**Required work:**
Filter the lines below, copying only those with the string "label".

**Website and app data records:**
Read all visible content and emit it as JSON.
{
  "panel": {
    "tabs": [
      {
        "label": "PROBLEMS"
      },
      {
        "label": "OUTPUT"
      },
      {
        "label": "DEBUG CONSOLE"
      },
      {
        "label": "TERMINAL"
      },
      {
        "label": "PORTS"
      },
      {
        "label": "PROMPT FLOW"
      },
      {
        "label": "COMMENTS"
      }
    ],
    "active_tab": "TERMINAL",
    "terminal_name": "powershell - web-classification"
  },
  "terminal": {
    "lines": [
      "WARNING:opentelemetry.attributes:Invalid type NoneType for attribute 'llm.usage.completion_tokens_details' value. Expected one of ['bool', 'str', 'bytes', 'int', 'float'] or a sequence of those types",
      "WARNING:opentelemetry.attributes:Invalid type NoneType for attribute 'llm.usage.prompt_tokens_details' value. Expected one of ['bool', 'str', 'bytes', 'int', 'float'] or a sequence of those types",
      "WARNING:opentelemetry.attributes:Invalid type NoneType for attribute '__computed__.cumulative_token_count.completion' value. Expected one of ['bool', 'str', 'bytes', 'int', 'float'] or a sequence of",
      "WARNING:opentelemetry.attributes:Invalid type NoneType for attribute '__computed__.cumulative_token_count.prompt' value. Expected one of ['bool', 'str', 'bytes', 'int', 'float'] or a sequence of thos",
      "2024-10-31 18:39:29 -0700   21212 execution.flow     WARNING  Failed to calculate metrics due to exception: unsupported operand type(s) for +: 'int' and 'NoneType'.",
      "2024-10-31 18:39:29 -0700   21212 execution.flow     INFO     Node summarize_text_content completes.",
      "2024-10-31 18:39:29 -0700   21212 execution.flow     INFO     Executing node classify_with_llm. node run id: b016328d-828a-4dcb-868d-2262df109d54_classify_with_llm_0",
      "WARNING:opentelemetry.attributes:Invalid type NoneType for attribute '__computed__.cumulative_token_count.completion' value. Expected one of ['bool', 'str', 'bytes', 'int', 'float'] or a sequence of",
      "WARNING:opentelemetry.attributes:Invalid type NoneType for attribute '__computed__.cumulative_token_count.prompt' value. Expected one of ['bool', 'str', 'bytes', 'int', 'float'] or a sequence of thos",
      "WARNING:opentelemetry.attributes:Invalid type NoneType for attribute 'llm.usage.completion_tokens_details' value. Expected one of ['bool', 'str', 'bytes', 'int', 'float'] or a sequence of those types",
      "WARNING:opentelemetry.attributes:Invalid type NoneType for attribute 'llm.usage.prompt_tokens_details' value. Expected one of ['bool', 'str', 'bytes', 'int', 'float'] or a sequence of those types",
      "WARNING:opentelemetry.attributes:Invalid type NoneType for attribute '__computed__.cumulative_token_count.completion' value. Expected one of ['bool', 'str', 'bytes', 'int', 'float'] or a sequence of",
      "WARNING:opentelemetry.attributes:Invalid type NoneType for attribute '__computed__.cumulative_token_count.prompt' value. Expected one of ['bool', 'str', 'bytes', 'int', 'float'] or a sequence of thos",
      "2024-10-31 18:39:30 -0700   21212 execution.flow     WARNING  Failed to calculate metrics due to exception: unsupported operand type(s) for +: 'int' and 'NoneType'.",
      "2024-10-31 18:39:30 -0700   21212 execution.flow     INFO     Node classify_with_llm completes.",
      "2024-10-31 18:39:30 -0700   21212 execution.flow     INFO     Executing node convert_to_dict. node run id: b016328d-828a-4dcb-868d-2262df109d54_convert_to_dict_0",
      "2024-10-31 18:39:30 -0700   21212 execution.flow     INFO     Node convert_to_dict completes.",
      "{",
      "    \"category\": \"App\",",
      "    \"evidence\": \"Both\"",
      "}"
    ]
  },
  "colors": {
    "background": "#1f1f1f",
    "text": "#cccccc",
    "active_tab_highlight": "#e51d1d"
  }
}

**Task response:**
        "label": "PROBLEMS"
        "label": "OUTPUT"
        "label": "DEBUG CONSOLE"
        "label": "TERMINAL"
        "label": "PORTS"
        "label": "PROMPT FLOW"
        "label": "COMMENTS"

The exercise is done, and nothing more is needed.